Campus Closeup: Gisele Duehring
Gisele Duehring (Facilities) holds the distinction of being the first closeup subject who had to interrupt her interview to attend to a work-related matter that couldn’t wait.
She traveled to the Gries Hall parking lot, donned a hard hat and harness, then descended into the dark depths of a steam vault (glorified manhole, to non-engineering types). Duehring was called to inspect a new ladder that offers more toe room for enhanced safety and to check repairs to a rusted-out pipe support before the crew reinstalled the cover and closed it up again.
“When you see steam coming out of a vault, it’s not good,” she said. “We knew there was a harsh environment with the temperature and moisture, so we replaced the cover with a slotted version a few months ago for better ventilation to dry out the vault. The next step was to repair a pipe support that had rusted through. The final step is to repair a flange gasket leak during the scheduled university steam outage May 10-12, when we’ll be able to make repairs and to replace insulation in a cooler environment.”
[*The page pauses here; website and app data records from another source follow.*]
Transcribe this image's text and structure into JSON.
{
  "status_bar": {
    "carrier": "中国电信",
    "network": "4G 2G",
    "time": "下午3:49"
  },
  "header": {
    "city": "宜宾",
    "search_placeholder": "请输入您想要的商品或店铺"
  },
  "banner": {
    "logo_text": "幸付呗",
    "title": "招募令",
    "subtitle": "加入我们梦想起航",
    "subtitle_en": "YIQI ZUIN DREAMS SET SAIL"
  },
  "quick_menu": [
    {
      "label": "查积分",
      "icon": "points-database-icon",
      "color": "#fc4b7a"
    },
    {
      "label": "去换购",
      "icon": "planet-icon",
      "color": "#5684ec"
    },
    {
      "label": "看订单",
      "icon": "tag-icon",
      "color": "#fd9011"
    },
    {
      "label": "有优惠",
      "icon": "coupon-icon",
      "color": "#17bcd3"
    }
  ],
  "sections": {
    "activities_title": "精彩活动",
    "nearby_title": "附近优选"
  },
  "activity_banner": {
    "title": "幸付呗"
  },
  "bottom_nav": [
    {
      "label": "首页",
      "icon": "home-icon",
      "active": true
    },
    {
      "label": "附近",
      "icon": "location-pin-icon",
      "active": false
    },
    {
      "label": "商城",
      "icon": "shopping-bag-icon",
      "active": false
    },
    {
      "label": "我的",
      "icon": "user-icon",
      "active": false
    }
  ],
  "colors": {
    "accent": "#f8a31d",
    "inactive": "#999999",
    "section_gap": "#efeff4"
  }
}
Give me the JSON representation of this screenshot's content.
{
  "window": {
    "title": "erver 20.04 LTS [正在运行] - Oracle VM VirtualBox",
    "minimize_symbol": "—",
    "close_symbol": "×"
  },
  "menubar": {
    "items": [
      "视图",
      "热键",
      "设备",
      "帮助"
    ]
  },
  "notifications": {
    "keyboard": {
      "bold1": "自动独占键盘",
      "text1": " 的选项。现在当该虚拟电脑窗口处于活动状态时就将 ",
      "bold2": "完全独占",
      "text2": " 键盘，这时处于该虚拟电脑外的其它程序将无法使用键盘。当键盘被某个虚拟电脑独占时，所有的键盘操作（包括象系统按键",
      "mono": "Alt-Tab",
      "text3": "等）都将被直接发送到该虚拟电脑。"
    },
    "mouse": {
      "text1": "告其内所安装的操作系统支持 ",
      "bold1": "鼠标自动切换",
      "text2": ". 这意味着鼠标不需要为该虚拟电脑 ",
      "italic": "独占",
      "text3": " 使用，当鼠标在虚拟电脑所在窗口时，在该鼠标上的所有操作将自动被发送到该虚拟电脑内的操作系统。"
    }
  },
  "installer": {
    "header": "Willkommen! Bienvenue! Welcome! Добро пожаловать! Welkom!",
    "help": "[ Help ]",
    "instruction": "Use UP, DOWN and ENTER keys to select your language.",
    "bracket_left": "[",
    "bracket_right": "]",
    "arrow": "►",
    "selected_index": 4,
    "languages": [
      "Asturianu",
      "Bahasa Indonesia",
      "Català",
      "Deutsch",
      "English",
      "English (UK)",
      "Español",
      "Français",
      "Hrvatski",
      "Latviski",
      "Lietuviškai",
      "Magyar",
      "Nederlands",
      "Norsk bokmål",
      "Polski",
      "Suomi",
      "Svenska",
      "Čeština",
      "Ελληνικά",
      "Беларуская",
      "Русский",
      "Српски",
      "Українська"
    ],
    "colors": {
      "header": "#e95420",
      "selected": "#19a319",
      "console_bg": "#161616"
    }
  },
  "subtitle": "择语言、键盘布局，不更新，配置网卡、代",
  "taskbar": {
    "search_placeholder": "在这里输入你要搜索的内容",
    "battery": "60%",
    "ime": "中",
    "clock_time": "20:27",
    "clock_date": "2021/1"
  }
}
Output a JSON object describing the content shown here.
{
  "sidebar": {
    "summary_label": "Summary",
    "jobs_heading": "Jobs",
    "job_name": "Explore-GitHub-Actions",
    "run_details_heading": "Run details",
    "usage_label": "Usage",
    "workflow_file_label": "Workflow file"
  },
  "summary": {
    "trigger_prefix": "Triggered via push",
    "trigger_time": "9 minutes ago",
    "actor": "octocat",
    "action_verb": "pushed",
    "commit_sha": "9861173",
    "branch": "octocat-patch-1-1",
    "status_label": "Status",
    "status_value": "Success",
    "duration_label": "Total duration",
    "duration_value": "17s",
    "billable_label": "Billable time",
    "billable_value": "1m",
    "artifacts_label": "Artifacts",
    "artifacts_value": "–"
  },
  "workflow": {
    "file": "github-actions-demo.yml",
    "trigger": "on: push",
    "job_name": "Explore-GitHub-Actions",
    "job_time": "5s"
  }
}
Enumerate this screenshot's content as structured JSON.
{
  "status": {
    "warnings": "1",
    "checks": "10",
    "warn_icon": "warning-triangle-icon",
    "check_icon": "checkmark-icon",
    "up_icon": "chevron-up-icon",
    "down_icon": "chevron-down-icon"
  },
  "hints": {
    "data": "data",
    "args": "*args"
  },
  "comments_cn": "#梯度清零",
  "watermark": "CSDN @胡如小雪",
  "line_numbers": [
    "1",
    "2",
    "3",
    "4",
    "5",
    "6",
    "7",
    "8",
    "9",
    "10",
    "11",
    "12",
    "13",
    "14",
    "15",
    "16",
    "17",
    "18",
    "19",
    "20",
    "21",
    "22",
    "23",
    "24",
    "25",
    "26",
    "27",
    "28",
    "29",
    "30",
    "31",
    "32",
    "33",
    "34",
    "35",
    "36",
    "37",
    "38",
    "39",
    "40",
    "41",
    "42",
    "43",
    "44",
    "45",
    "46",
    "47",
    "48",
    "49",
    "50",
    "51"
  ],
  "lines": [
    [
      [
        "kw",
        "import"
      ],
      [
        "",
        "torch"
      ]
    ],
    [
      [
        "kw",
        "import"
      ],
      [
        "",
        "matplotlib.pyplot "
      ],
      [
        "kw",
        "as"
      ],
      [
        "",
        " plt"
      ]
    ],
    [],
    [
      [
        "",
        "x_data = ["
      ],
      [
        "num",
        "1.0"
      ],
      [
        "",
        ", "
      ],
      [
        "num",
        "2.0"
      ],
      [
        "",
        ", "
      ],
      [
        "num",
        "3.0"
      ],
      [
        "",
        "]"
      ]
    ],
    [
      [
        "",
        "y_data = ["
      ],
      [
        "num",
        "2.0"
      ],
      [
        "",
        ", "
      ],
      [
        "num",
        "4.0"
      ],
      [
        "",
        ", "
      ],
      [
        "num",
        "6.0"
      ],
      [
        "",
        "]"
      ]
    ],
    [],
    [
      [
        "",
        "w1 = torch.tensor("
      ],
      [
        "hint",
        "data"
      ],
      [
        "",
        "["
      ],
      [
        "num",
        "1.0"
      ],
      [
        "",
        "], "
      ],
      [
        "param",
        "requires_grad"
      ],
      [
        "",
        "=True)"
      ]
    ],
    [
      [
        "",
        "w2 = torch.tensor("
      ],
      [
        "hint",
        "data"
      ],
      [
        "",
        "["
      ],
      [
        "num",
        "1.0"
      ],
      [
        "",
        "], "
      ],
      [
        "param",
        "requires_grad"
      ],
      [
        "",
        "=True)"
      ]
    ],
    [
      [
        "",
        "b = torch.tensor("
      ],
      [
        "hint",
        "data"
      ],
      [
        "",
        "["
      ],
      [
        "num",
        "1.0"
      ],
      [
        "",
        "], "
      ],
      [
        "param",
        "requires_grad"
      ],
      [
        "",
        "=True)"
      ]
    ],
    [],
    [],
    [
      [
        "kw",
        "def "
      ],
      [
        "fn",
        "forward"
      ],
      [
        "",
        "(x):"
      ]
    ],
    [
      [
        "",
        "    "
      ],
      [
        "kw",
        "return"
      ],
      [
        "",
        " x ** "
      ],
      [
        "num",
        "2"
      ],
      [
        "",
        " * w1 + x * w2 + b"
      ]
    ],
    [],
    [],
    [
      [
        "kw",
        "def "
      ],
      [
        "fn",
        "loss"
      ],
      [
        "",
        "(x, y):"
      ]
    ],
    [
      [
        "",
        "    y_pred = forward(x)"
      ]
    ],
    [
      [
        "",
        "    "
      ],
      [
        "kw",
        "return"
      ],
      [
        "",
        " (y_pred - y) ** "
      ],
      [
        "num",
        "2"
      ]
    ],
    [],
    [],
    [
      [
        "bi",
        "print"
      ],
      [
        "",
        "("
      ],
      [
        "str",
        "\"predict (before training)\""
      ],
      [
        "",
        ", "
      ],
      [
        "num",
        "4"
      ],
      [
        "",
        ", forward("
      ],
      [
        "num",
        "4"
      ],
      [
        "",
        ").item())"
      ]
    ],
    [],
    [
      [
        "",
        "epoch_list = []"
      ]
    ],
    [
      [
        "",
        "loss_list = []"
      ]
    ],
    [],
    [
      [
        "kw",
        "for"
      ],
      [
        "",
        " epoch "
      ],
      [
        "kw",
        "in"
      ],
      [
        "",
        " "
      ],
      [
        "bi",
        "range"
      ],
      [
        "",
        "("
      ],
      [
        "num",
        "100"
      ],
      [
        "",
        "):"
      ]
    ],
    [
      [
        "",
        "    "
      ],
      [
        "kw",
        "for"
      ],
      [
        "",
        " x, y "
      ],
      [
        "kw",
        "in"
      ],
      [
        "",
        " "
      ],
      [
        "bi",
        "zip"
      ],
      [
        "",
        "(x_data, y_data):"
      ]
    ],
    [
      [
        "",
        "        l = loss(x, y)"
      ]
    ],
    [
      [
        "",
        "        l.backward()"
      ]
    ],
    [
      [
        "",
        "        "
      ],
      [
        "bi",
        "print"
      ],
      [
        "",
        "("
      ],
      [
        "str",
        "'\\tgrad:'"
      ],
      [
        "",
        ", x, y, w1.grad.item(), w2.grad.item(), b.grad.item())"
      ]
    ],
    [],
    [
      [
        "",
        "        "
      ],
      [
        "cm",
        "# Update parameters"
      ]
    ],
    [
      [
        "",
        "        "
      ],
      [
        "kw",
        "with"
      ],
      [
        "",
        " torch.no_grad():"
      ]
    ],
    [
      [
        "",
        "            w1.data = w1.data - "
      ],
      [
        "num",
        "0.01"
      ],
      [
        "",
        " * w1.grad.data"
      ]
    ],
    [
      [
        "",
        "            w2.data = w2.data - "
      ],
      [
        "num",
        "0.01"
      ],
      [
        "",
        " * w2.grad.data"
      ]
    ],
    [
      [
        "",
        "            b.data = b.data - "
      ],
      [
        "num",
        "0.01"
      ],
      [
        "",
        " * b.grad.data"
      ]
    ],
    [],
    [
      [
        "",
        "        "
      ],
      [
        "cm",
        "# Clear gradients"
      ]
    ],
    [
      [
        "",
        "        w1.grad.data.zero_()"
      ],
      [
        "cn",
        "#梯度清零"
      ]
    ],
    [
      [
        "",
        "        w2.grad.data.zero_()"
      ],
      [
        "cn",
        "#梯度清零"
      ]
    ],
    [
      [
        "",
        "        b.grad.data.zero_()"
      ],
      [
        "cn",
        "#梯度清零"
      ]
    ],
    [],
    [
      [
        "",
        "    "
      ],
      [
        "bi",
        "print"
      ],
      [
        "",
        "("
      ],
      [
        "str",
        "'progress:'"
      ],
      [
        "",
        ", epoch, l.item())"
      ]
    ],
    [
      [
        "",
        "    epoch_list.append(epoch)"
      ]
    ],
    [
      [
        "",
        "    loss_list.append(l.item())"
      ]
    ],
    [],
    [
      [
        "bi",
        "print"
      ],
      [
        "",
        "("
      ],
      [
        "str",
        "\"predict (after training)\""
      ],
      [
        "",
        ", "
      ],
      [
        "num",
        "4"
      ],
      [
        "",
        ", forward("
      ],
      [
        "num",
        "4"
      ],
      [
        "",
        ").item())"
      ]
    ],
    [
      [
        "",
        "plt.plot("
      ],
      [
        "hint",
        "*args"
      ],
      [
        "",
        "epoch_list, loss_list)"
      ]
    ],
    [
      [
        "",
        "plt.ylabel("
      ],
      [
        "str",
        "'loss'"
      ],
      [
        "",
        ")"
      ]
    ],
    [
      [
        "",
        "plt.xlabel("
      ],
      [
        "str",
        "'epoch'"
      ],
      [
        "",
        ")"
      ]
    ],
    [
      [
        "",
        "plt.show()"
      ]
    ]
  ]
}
As associate director of facilities, Duehring, along with Plant Operations, is responsible for the steam and condensate lines that share tunnels branching from the Ripley Heating Plant across campus.
“After the steam has given up heat, it is condensed and captured in tanks and pumped back to the plant. If we could tag a drop of water, it would recirculate from the plant to campus and back to the plant 50 times. It used to be about five times before improved water chemistry. I can’t take credit for that. Large power companies have their own lab and chemists. Since we do not need a full-time chemist, we hire a chemical company to provide expertise. I refer to that company representative as our water doctor. Currently he is helping us prepare for tighter water quality constraints for our new turbine. We have to adapt to changing requirements from the DEQ and EPA, but that’s less of a problem with the fuels we use than it would be with coal.”
Duehring was raised in De Soto, Iowa, and earned a degree in mechanical engineering from Iowa State University, where “there were more people in my dorm than in my hometown.” She worked for a private firm in Amarillo, Texas, that designed and retrofitted power plants. She and her husband, Jim, moved to Marquette five years ago when he accepted a call as pastor of Prince of Peace Lutheran Church in Harvey. Gisele was hired by NMU less than two years ago.
In her free time, Duehring is leading an effort to transform the idle Lower Harbor ore dock into a botanical and ecological center. She envisions a “destination” that features year-round gardens (the closest are in Milwaukee), facilitates research and educational opportunities and serves as a prime location for conferences, wedding receptions, ethnic celebrations, concerts, art exhibits and other community events.
“It’s a bottomlands agreement site, so whatever’s done with it has to be accessible to the community. The city will do a structural analysis early this summer. If it’s sound, this project could demonstrate that development doesn’t have to involve tearing down the old—you can upcycle what’s already there. This ore dock is so important to the history of Marquette. We don’t want it to be torn down like Ashland’s is right now. A renewed purpose would allow us to preserve that history and bridge the gap between the two areas of newer development along the lakeshore—Lower Harbor and Founder’s Landing. This isn’t my project; I’m not the developer. I’m just trying to turn it into a community movement because a lot of entities could collaborate on this.”
Duehring paid former NMU student Luke Oberdorfer to complete a computer rendering of proposed designs. The one pictured above includes an atrium along the top of the ore dock, which spans a length of three football fields (plus an extra 23 yards). Another student is working on logos. The next steps are drafting bylaws and applying for non-profit status to be eligible for grants. For more information on the effort, visit the Facebook page or email email@example.com. A website is under construction.
Not surprisingly, Duehring likes to garden at her home outside the city. She joked, “I wanted to live where I couldn’t smell my neighbor’s dryer sheets out of their vents. That was my gauge.” She also walks/hikes and plays flute in church. The Duehrings have two children in their 20s who have followed in Gisele’s footsteps. Their son is a structural engineer in Corpus Christi and their daughter owns a garden business in Amarillo.